**INSTRUCTIONS FOR THE TASK**: Which lines in the data below contain the string "Reservar"? Show each one.

Interface dataset entries:
----------------

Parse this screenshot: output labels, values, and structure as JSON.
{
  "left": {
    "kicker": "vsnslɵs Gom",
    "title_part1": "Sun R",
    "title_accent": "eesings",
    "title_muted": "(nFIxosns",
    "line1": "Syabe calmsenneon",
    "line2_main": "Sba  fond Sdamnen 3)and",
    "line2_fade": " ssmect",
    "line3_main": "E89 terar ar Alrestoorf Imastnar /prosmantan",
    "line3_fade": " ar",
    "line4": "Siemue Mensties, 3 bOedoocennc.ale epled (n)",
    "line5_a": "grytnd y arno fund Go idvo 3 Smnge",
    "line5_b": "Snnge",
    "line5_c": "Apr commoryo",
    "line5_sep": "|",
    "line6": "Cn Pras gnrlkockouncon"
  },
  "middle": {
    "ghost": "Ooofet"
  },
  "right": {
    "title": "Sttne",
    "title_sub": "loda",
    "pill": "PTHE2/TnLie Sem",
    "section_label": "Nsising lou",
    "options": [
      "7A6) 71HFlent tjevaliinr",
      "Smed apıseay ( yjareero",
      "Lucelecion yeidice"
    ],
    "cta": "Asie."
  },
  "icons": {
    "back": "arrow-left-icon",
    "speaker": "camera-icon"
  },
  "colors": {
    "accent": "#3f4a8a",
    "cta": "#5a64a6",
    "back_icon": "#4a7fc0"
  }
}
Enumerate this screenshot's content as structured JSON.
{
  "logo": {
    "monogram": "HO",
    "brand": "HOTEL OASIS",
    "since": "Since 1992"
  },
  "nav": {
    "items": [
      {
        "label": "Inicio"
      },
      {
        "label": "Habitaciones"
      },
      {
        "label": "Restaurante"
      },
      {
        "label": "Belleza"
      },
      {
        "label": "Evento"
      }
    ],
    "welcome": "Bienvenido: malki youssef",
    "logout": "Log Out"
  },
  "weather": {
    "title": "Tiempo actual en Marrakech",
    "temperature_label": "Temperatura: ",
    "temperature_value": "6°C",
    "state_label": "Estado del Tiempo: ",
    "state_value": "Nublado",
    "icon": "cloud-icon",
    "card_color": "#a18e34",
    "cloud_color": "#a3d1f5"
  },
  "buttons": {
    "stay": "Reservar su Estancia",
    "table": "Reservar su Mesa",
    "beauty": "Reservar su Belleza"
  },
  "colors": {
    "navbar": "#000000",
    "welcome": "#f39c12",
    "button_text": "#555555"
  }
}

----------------

**RESPONSE TO THE TASK**:
    "stay": "Reservar su Estancia",
    "table": "Reservar su Mesa",
    "beauty": "Reservar su Belleza"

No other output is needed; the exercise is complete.